The politicisation of the QMS was evident in the report into snapper quota for SNA1 in 2013. The scientists said that Bay of Plenty stocks were down to an estimated 6% of original biomass which exceeds the Ministry's technical limit for 'collapse' (less than 10%). However, the Ministry report, compiled by bureaucrats rather than scientists, combined the figures for the Hauraki Gulf (estimated at 20-22% or original biomass) and BOP in order to gloss over the appalling state of the fishery in BOP.
I agree with Ben that bag limits will take care of recreational fishing pressure in SNA1 as long as they are kept current and based on scientific research, not emotion.
Your comment about technology limits does bring up a point I made (unsuccesfully) to a fishing friend recently, that recreational fishing is becoming more and more elitist. For all their talk about the rights of your average citizen to just go out and ‘catch a feed’, it is harder and harder to do that without a big boat and expensive equipment. And by being in denial about the need for further real cuts to recreational bag limits and commercial catches, there will be no significant increase in fish populations, and it will get increasingly harder to ‘catch a feed’.

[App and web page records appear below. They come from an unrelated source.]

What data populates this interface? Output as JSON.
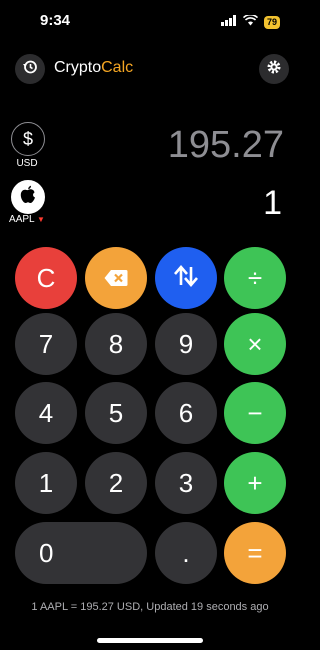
{
  "status_bar": {
    "time": "9:34",
    "battery": "79"
  },
  "header": {
    "title_main": "Crypto",
    "title_accent": "Calc"
  },
  "from_currency": {
    "label": "USD",
    "symbol": "$",
    "value": "195.27"
  },
  "to_currency": {
    "label": "AAPL",
    "symbol": "",
    "value": "1"
  },
  "keys": {
    "clear": "C",
    "divide": "÷",
    "seven": "7",
    "eight": "8",
    "nine": "9",
    "multiply": "×",
    "four": "4",
    "five": "5",
    "six": "6",
    "minus": "−",
    "one": "1",
    "two": "2",
    "three": "3",
    "plus": "+",
    "zero": "0",
    "decimal": ".",
    "equals": "="
  },
  "footer": "1 AAPL = 195.27 USD, Updated 19 seconds ago",
  "colors": {
    "accent": "#f5a623",
    "clear": "#e8403b",
    "backspace": "#f3a33a",
    "swap": "#1f5ff0",
    "operator": "#3ec456"
  }
}
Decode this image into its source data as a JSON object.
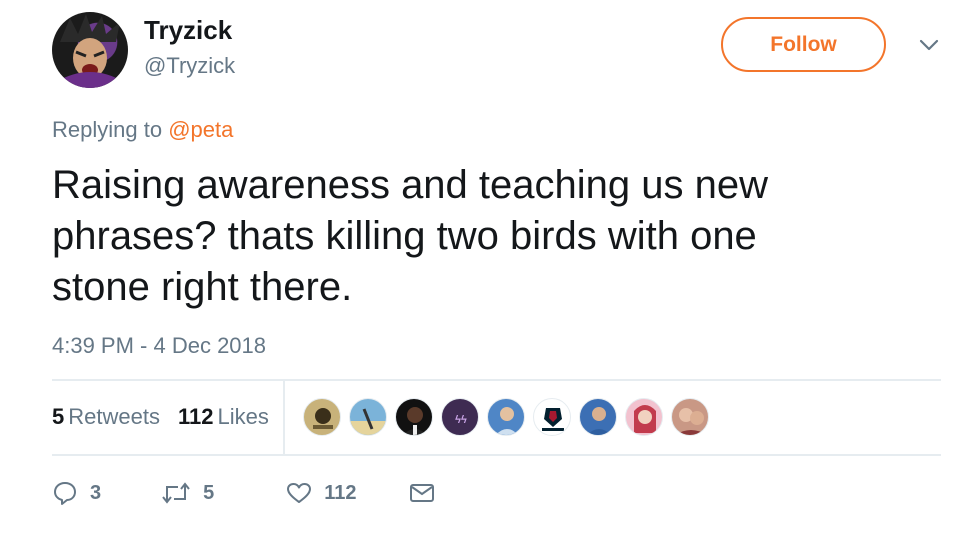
{
  "author": {
    "name": "Tryzick",
    "handle": "@Tryzick"
  },
  "follow_button": {
    "label": "Follow"
  },
  "reply": {
    "prefix": "Replying to",
    "mention": "@peta"
  },
  "tweet": {
    "text_lines": [
      "Raising awareness and teaching us new",
      "phrases? thats killing two birds with one",
      "stone right there."
    ],
    "timestamp": "4:39 PM - 4 Dec 2018"
  },
  "stats": {
    "retweets_count": "5",
    "retweets_label": "Retweets",
    "likes_count": "112",
    "likes_label": "Likes"
  },
  "likers": [
    {
      "icon": "avatar-badge",
      "color": "#c8b27a"
    },
    {
      "icon": "avatar-beach",
      "color": "#7bb3d9"
    },
    {
      "icon": "avatar-person-dark",
      "color": "#2b2b2b"
    },
    {
      "icon": "avatar-purple",
      "color": "#4b2f5e"
    },
    {
      "icon": "avatar-person-blue",
      "color": "#5b8fcf"
    },
    {
      "icon": "avatar-texans-logo",
      "color": "#ffffff"
    },
    {
      "icon": "avatar-person-blue-shirt",
      "color": "#3c6fb4"
    },
    {
      "icon": "avatar-woman-red",
      "color": "#d7728b"
    },
    {
      "icon": "avatar-couple",
      "color": "#b9826e"
    }
  ],
  "actions": {
    "reply_count": "3",
    "retweet_count": "5",
    "like_count": "112"
  },
  "colors": {
    "accent": "#f3752b",
    "muted": "#657786",
    "text": "#14171a",
    "divider": "#e6ecf0"
  }
}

Quite right Ben. That’s why small changes by a large group of people, like reducing bag limit from 9 to 7 snapper, can make a big difference. The bag limit in the Gulf should really come down to 5 or 6 per person as that is still plenty to feed your family. Fisherman need to get over the need to give some away to the neighbours etc, to show what great hunters they are.
Equally, commercial catch in Snapper 1 needs to drop by at least 20% until there are demonstrable signs of population rebuild.

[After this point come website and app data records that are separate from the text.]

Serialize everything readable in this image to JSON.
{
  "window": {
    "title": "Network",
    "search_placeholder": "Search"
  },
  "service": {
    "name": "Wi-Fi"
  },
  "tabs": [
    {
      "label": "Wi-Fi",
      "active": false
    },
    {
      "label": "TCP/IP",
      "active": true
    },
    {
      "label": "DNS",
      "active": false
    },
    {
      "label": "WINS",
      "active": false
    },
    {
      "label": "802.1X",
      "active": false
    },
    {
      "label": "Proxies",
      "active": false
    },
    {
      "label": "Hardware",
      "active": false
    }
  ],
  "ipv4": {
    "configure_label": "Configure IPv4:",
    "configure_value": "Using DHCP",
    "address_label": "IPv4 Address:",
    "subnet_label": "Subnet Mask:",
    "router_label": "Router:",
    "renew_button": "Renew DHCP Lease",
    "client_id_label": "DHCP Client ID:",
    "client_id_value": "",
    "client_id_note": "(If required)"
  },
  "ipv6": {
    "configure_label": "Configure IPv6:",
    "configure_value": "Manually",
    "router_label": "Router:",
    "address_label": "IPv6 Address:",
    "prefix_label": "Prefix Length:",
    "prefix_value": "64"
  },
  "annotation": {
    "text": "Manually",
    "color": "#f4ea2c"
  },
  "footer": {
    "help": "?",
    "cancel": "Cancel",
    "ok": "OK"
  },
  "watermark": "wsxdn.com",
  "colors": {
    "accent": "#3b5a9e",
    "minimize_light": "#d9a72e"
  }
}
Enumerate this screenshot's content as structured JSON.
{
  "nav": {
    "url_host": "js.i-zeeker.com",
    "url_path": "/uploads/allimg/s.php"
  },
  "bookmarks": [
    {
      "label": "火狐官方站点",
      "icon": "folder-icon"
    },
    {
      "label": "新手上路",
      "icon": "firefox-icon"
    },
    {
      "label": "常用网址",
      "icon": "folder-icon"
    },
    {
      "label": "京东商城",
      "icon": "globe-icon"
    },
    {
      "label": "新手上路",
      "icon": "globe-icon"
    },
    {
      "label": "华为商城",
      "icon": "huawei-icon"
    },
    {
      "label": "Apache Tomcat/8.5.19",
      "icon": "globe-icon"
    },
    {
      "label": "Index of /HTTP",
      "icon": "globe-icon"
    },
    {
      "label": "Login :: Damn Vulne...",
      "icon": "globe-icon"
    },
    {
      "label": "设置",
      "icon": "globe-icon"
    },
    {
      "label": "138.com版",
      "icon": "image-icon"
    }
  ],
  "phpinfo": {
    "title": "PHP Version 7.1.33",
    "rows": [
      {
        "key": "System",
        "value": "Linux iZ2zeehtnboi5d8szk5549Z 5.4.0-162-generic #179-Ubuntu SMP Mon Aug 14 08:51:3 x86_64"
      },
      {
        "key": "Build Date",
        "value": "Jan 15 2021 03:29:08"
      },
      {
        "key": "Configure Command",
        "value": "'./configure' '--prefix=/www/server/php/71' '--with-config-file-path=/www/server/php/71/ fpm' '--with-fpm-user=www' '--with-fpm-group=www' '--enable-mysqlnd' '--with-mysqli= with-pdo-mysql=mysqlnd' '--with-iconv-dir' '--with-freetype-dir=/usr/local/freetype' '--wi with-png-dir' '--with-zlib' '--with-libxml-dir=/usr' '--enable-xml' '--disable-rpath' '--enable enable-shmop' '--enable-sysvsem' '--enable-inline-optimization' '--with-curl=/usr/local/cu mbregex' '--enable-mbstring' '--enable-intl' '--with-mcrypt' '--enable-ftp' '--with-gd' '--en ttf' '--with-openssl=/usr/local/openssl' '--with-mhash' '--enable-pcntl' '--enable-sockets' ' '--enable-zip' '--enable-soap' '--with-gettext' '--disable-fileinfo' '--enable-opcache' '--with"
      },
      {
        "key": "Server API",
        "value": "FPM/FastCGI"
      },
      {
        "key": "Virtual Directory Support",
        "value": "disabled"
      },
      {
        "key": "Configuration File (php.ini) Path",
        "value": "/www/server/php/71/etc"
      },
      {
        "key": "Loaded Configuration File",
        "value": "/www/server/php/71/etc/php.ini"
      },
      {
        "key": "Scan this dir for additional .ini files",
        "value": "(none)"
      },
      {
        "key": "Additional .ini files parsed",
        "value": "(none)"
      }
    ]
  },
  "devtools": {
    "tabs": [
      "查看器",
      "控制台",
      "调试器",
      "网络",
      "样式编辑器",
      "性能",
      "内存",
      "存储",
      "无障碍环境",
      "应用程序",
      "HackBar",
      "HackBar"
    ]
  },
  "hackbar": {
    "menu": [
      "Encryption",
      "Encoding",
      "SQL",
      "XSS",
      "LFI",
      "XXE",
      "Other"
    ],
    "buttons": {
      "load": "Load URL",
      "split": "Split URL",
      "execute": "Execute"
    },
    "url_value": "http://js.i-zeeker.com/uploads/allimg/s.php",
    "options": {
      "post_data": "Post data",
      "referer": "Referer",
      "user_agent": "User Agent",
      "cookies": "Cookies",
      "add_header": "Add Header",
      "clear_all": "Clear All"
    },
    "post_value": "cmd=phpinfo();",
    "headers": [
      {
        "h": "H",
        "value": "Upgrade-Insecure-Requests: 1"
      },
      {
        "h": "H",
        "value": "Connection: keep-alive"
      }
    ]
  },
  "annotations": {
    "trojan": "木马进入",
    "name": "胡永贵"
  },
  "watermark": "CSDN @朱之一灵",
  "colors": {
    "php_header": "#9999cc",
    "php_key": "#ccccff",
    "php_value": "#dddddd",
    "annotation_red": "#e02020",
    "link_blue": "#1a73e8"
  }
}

Yes, snapper is the fish of choice for both recreational and commercial but other species are stressed as well, e.g. trevally, kahawai, crayfish, cockles, scallops, etc. Snapper and crayfish are the ones most fiercely contested by both recreational and commercial fishers.

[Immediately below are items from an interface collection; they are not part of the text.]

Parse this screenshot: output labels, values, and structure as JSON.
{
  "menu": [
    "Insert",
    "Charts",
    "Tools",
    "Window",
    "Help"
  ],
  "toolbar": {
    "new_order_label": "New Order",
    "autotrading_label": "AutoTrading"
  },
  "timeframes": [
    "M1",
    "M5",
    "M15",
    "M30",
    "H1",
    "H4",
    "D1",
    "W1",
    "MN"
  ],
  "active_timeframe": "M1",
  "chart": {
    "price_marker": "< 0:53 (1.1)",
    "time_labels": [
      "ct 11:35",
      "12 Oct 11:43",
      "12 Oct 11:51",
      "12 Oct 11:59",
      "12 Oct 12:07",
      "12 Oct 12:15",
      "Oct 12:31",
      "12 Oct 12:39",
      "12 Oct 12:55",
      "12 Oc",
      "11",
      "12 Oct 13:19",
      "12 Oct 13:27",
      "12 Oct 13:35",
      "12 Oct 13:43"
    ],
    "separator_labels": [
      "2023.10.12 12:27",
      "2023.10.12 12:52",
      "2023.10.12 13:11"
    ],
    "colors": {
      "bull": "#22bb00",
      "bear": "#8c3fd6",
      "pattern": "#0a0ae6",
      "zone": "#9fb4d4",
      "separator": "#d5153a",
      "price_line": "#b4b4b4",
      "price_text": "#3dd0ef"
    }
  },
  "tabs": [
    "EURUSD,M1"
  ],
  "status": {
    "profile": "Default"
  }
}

My campaign-du-jour is to try and drum up enthusiasm for keeping Astrolabe Reef closed to fishing following the Rena sinking, and move it towards a permanent reserve. The hard yards are already done in terms of excluding fishers from the zone around the reef and it is nearly four years old now (I think). There is some impressive anecdotal evidence from divers about the lush schools of fish around the reef now.
Tell your friends.
They are promising recreational fishers something they essentially already have. As you pointed out, there is almost no commercial fishing in the inner Gulf, and what there is is of the best sort – small, targeted and quota managed.
What recreational fishers won’t face up to, with respect to the inner Gulf in particular, is that they are equally responsible for over fishing. This will only increase as the population of Auckland increases. They howl at and blame commercial fishing in the outer Gulf but, in the whole of the Snapper 1 zone (north east of North Island), the recreational catch is almost equal to the commercial catch.
There needs to be at least a 20% cut in snapper quota for both recreational and commercial fishers if we are to see any significant improvement in popuation by the next census (in about four years). In conjunction with many more no-take marine reserves, there would be some chance of significant rebuild of fish stocks. However, both recreational fishers (in the form of individuals and bodies such as Legasea) and commercial fishers are vehemently opposed to reserves anywhere, any time.
One of the latest reserves to be announced, at Kaikoura, has been so knobbled by the interests of iwi and fishers that there is some uncertainty as to whether it will produce much in the way of improvements to the environment and fish stocks. It is dubbed the AK47 reserve because of the shape imposed upon it by various competing interests.
As usual, no one speaks up for the rights of fish.